Driving the new Corsa

There was a selection of Corsas to drive at the launch with various engines and trim levels. Early indications would suggest the new turbo engine is a peach, nippy and refined, but it is more expensive than the other engines in the range. I drove it in both the 90bhp and 115bhp variants but they both felt equally capable.

Aside from the new engine power casting a warm glow on the new Corsa, it seems like a very capable little car and on the launch it transitioned seamlessly across a variety of roads from motorway, city, and more rural roads without any screams for a breather. It was comfortable for driving and for being a passenger in, with good space front and rear.

The trim levels are S, Excite, SE and Limited Edition, the latter which is a sporty 3 door model. Prices start at €14,895 for the entry level 3 door model in S trim with a 1.2 litre petrol engine.

At the launch I got a closer look at the SE trim and the Limited Edition model. SE has a smart feel with nice seat covers and black and grey interior and pretty much all the equipment you will need.

Did you like it?

Limited Edition is just gorgeous, inside and out. There is a swathe of gloss black across the dash and a red strip integrated into it to match the sporty character of this OPC-inspired model. It’s also the most expensive 3 door model in the Corsa range at €19,395.

Opel Ireland expect Excite trim to be the bestseller here and the spec includes alloy wheels, front fog lamps, Bluetooth, steering wheel mounted audio controls, cruise control, LED DRLs, leather covered steering wheel and height adjustable driver's seat on top of standard equipment like electric front windows and door mirrors, and hill start assist .

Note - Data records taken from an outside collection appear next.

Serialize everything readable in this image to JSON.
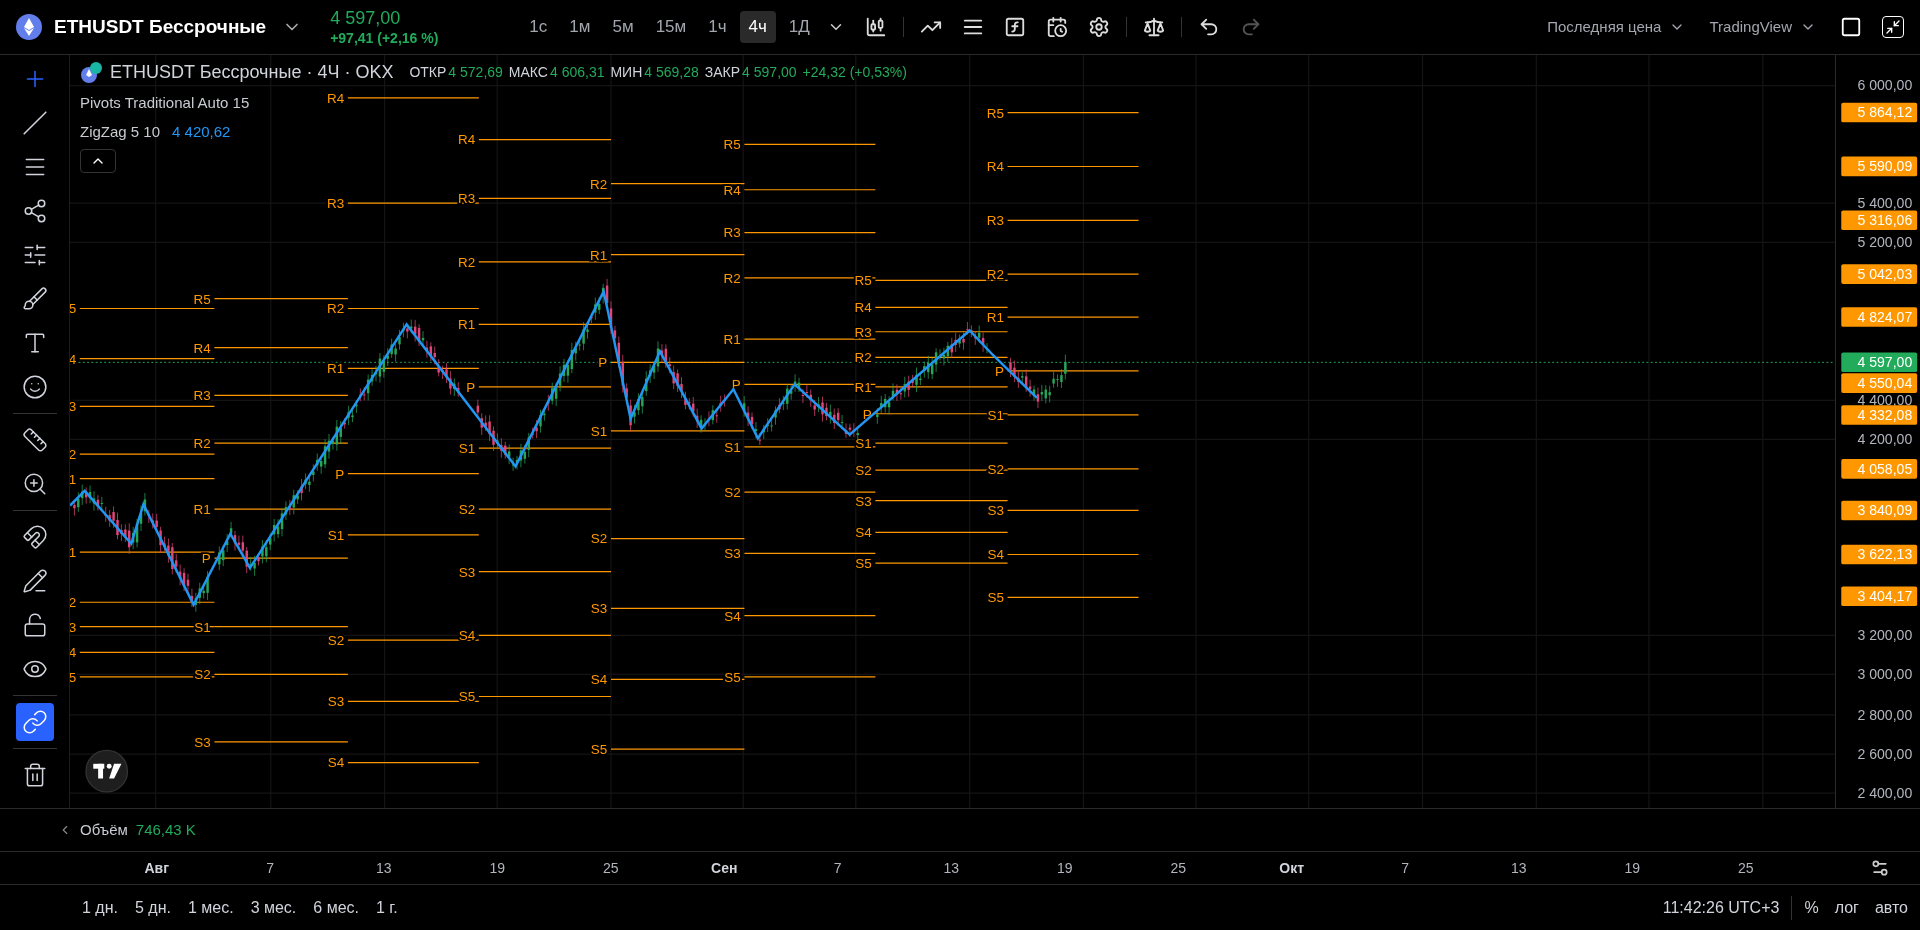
{
  "header": {
    "symbol": "ETHUSDT Бессрочные",
    "price": "4 597,00",
    "change": "+97,41 (+2,16 %)",
    "intervals": [
      {
        "label": "1с",
        "selected": false
      },
      {
        "label": "1м",
        "selected": false
      },
      {
        "label": "5м",
        "selected": false
      },
      {
        "label": "15м",
        "selected": false
      },
      {
        "label": "1ч",
        "selected": false
      },
      {
        "label": "4ч",
        "selected": true
      },
      {
        "label": "1Д",
        "selected": false
      }
    ],
    "price_source": "Последняя цена",
    "brand": "TradingView"
  },
  "left_toolbar": {
    "tools": [
      {
        "selected": false
      },
      {
        "selected": false
      },
      {
        "selected": false
      },
      {
        "selected": false
      },
      {
        "selected": false
      },
      {
        "selected": false
      },
      {
        "selected": false
      },
      {
        "selected": false
      },
      {
        "selected": false
      },
      {
        "selected": false
      },
      {
        "selected": false
      },
      {
        "selected": false
      },
      {
        "selected": false
      },
      {
        "selected": false
      },
      {
        "selected": true
      },
      {
        "selected": false
      }
    ]
  },
  "legend": {
    "symbol": "ETHUSDT Бессрочные · 4Ч · OKX",
    "ohlc": [
      {
        "label": "ОТКР",
        "value": "4 572,69"
      },
      {
        "label": "МАКС",
        "value": "4 606,31"
      },
      {
        "label": "МИН",
        "value": "4 569,28"
      },
      {
        "label": "ЗАКР",
        "value": "4 597,00"
      }
    ],
    "change": "+24,32 (+0,53%)",
    "indicators": [
      {
        "name": "Pivots Traditional Auto 15"
      },
      {
        "name": "ZigZag 5 10",
        "value": "4 420,62"
      }
    ]
  },
  "chart": {
    "pivot_groups": [
      {
        "labels": [
          "5",
          "4",
          "3",
          "2",
          "1",
          "1",
          "2",
          "3",
          "4",
          "5"
        ]
      },
      {
        "labels": [
          "R5",
          "R4",
          "R3",
          "R2",
          "R1",
          "P",
          "S1",
          "S2",
          "S3"
        ]
      },
      {
        "labels": [
          "R4",
          "R3",
          "R2",
          "R1",
          "P",
          "S1",
          "S2",
          "S3",
          "S4"
        ]
      },
      {
        "labels": [
          "R4",
          "R3",
          "R2",
          "R1",
          "P",
          "S1",
          "S2",
          "S3",
          "S4",
          "S5"
        ]
      },
      {
        "labels": [
          "R2",
          "R1",
          "P",
          "S1",
          "S2",
          "S3",
          "S4",
          "S5"
        ]
      },
      {
        "labels": [
          "R5",
          "R4",
          "R3",
          "R2",
          "R1",
          "P",
          "S1",
          "S2",
          "S3",
          "S4",
          "S5"
        ]
      },
      {
        "labels": [
          "R5",
          "R4",
          "R3",
          "R2",
          "R1",
          "P",
          "S1",
          "S2",
          "S3",
          "S4",
          "S5"
        ]
      },
      {
        "labels": [
          "R5",
          "R4",
          "R3",
          "R2",
          "R1",
          "P",
          "S1",
          "S2",
          "S3",
          "S4",
          "S5"
        ]
      }
    ]
  },
  "price_axis": {
    "ticks": [
      "6 000,00",
      "5 400,00",
      "5 200,00",
      "4 400,00",
      "4 200,00",
      "3 200,00",
      "3 000,00",
      "2 800,00",
      "2 600,00",
      "2 400,00"
    ],
    "levels": [
      "5 864,12",
      "5 590,09",
      "5 316,06",
      "5 042,03",
      "4 824,07",
      "4 550,04",
      "4 332,08",
      "4 058,05",
      "3 840,09",
      "3 622,13",
      "3 404,17"
    ],
    "last_price": "4 597,00"
  },
  "volume": {
    "label": "Объём",
    "value": "746,43 K"
  },
  "time_axis": {
    "ticks": [
      {
        "label": "Авг",
        "kind": "month"
      },
      {
        "label": "7",
        "kind": "day"
      },
      {
        "label": "13",
        "kind": "day"
      },
      {
        "label": "19",
        "kind": "day"
      },
      {
        "label": "25",
        "kind": "day"
      },
      {
        "label": "Сен",
        "kind": "month"
      },
      {
        "label": "7",
        "kind": "day"
      },
      {
        "label": "13",
        "kind": "day"
      },
      {
        "label": "19",
        "kind": "day"
      },
      {
        "label": "25",
        "kind": "day"
      },
      {
        "label": "Окт",
        "kind": "month"
      },
      {
        "label": "7",
        "kind": "day"
      },
      {
        "label": "13",
        "kind": "day"
      },
      {
        "label": "19",
        "kind": "day"
      },
      {
        "label": "25",
        "kind": "day"
      }
    ]
  },
  "bottom_bar": {
    "ranges": [
      "1 дн.",
      "5 дн.",
      "1 мес.",
      "3 мес.",
      "6 мес.",
      "1 г."
    ],
    "clock": "11:42:26 UTC+3",
    "options": [
      "%",
      "лог",
      "авто"
    ]
  }
}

Intellilink, Opel’s infotainment system with digital radio, USB and Bluetooth with voice control, comes as standard on SE and Limited Edition trim.

While I think the new grille design is a great addition to the new Corsa, I would have liked to have seen a little more adventure in the styling of the rest of the car. But I can’t fault the Corsa on the smart new interior and first impressions would indicate that this little German model is now an even better all-rounder than before.

New Corsa on sale in Ireland now
New Corsa on sale in Ireland now

Caroline Kidd